• [Supplied material]:
--------------------

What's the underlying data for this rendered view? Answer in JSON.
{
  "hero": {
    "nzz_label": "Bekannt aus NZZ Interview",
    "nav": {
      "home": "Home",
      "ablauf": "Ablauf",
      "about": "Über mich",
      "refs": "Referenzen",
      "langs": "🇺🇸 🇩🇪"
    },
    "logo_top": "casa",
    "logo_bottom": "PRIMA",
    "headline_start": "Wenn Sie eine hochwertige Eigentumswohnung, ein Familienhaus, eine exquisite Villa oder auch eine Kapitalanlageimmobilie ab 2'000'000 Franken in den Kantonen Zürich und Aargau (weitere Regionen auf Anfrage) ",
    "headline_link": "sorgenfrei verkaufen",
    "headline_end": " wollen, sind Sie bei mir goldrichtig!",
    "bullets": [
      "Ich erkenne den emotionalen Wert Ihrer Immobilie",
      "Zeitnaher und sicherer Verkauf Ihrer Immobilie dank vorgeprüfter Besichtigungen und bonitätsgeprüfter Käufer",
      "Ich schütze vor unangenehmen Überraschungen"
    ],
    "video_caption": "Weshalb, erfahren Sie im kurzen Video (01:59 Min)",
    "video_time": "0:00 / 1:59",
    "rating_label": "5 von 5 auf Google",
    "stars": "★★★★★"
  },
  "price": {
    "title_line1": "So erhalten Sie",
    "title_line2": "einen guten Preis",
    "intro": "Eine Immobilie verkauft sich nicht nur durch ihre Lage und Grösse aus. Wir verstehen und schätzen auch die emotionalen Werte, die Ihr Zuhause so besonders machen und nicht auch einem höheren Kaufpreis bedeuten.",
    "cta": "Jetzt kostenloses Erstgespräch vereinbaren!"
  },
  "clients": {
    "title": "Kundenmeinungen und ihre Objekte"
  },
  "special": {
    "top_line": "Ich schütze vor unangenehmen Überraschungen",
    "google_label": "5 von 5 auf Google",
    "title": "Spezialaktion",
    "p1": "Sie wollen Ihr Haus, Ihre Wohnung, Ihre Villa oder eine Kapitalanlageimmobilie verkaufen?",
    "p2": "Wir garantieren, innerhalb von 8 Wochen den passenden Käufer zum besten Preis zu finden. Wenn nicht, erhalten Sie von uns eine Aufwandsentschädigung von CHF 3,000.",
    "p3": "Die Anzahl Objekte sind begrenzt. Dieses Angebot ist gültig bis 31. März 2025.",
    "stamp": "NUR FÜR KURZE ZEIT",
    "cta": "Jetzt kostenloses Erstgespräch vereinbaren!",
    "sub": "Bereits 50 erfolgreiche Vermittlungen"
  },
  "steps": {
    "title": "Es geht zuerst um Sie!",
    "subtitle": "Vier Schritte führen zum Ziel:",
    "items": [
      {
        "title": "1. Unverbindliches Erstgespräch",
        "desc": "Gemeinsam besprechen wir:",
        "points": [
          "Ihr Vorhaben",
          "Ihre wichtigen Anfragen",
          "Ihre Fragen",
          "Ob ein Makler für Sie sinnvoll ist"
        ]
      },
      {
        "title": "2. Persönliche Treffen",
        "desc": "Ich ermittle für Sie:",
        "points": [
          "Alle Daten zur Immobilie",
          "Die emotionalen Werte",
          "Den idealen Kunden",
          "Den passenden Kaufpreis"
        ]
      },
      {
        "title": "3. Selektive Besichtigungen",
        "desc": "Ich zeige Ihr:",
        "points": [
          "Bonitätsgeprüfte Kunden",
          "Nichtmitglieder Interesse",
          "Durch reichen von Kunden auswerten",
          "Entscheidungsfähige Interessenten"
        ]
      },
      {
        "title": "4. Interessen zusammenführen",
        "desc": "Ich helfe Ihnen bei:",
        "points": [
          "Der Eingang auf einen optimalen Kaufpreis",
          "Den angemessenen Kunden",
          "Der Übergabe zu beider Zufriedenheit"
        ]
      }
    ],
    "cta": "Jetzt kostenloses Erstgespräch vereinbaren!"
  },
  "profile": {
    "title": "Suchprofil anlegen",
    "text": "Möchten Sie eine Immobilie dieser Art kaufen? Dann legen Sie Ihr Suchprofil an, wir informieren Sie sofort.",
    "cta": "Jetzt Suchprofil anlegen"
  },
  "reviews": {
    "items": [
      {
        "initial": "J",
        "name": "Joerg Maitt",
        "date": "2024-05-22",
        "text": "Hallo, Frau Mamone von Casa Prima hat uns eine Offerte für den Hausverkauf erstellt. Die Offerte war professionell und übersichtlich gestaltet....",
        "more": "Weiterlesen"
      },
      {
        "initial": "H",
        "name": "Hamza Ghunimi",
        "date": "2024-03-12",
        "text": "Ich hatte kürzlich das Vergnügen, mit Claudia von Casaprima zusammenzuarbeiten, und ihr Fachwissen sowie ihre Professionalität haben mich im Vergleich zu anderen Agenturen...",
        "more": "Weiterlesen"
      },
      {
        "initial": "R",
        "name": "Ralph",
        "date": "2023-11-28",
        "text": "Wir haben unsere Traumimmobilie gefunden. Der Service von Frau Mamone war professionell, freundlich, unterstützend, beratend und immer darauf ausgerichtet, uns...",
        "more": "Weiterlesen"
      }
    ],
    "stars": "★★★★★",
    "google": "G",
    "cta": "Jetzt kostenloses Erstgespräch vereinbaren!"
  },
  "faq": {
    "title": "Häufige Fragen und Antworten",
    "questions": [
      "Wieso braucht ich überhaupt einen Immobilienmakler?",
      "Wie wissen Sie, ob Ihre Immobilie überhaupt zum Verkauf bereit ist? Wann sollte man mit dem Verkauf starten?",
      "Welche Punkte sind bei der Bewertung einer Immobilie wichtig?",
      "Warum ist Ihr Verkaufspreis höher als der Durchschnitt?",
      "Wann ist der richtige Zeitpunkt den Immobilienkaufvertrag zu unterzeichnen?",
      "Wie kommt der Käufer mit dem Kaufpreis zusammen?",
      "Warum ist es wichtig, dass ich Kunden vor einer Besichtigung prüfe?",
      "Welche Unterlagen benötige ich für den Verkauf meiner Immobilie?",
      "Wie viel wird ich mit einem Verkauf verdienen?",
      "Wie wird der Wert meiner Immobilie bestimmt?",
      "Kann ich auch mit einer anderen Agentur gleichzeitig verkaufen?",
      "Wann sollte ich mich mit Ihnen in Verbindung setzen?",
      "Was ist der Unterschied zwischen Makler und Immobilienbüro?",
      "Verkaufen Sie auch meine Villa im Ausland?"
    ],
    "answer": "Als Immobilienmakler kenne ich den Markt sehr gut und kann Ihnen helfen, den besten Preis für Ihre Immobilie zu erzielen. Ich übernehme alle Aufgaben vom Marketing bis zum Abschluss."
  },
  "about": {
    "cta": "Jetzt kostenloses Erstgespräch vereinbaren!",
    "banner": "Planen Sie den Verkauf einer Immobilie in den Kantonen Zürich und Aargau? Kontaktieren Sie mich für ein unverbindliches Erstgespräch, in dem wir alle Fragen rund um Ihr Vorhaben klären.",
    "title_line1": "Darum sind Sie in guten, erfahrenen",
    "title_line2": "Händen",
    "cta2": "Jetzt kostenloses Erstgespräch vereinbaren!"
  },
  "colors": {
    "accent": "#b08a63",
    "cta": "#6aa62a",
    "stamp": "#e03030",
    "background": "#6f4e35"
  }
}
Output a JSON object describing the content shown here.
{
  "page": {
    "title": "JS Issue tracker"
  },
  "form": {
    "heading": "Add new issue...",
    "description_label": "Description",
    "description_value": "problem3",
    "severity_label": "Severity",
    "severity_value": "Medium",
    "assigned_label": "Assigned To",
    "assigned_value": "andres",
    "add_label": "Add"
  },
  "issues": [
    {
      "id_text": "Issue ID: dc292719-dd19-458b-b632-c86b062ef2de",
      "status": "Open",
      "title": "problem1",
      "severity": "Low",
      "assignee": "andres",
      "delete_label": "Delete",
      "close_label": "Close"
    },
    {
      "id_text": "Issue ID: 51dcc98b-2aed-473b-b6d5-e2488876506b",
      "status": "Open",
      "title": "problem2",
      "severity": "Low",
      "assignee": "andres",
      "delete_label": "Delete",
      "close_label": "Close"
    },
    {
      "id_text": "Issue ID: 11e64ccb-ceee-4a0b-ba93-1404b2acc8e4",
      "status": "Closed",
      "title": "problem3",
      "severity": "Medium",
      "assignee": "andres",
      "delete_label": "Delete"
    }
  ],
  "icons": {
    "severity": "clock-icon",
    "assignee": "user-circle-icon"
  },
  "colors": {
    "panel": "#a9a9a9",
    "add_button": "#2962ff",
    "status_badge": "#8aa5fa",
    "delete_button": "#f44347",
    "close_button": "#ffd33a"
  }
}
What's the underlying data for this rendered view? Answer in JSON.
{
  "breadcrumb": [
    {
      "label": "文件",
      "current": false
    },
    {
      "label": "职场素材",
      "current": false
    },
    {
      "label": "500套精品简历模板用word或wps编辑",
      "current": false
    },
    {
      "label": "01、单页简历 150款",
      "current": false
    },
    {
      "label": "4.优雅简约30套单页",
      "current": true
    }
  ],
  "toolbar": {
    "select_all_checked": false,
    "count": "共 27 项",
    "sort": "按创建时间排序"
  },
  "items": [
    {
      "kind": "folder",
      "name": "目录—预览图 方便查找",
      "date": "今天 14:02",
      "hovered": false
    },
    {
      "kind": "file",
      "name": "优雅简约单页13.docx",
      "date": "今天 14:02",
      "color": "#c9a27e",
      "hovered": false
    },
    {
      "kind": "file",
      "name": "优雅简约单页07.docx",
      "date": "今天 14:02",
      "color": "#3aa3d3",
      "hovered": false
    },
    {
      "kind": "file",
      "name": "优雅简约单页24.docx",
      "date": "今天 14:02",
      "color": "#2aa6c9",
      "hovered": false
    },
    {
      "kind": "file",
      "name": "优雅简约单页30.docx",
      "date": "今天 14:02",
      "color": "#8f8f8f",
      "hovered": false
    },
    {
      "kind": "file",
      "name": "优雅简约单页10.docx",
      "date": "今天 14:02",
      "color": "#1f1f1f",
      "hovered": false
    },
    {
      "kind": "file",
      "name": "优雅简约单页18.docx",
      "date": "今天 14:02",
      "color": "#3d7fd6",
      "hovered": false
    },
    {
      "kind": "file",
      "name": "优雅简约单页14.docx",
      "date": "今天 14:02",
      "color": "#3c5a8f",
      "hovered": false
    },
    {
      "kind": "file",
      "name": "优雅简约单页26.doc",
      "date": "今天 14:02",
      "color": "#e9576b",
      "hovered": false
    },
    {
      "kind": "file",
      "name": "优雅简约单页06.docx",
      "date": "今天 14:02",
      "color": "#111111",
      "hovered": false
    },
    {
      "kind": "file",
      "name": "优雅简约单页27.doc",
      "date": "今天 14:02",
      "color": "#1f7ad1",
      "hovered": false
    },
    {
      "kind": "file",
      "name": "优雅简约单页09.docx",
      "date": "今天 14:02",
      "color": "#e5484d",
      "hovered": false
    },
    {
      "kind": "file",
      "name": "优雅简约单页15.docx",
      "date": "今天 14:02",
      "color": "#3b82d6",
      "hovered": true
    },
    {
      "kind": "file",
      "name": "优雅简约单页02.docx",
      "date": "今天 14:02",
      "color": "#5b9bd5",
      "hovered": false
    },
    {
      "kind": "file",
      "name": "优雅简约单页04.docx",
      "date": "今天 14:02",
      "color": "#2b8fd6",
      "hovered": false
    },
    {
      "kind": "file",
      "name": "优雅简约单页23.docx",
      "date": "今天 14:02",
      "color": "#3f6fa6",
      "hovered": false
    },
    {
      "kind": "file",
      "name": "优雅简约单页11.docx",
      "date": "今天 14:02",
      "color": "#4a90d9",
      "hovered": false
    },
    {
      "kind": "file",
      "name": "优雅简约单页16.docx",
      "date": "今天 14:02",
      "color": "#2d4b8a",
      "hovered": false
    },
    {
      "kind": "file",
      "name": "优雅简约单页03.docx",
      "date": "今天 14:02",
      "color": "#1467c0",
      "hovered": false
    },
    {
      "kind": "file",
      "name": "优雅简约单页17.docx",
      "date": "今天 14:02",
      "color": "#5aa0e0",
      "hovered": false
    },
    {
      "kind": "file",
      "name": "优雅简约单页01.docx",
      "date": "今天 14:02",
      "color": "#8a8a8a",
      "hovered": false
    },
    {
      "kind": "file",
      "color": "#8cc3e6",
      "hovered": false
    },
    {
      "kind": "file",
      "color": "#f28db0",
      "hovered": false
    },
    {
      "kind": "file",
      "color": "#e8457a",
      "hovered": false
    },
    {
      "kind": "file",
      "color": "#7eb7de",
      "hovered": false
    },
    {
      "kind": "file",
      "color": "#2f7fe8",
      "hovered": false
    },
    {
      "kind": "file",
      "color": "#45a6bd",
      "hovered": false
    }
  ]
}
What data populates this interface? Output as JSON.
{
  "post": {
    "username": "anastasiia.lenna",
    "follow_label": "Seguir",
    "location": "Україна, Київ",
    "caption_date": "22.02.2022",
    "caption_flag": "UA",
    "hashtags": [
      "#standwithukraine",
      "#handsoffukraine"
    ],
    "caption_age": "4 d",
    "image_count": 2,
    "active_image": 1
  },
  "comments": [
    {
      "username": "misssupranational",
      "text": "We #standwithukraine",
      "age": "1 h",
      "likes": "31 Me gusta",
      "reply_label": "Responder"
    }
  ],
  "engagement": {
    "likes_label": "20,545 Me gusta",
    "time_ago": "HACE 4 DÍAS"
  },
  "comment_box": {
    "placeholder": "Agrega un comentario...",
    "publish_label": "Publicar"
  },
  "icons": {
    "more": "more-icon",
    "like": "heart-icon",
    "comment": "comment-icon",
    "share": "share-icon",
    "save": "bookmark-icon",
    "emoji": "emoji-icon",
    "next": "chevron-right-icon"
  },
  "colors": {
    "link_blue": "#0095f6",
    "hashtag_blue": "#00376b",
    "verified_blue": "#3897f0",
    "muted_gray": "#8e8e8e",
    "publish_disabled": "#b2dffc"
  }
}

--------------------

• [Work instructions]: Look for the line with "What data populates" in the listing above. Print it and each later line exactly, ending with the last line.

• [Solution below]:
What data populates this interface? Output as JSON.
{
  "post": {
    "username": "anastasiia.lenna",
    "follow_label": "Seguir",
    "location": "Україна, Київ",
    "caption_date": "22.02.2022",
    "caption_flag": "UA",
    "hashtags": [
      "#standwithukraine",
      "#handsoffukraine"
    ],
    "caption_age": "4 d",
    "image_count": 2,
    "active_image": 1
  },
  "comments": [
    {
      "username": "misssupranational",
      "text": "We #standwithukraine",
      "age": "1 h",
      "likes": "31 Me gusta",
      "reply_label": "Responder"
    }
  ],
  "engagement": {
    "likes_label": "20,545 Me gusta",
    "time_ago": "HACE 4 DÍAS"
  },
  "comment_box": {
    "placeholder": "Agrega un comentario...",
    "publish_label": "Publicar"
  },
  "icons": {
    "more": "more-icon",
    "like": "heart-icon",
    "comment": "comment-icon",
    "share": "share-icon",
    "save": "bookmark-icon",
    "emoji": "emoji-icon",
    "next": "chevron-right-icon"
  },
  "colors": {
    "link_blue": "#0095f6",
    "hashtag_blue": "#00376b",
    "verified_blue": "#3897f0",
    "muted_gray": "#8e8e8e",
    "publish_disabled": "#b2dffc"
  }
}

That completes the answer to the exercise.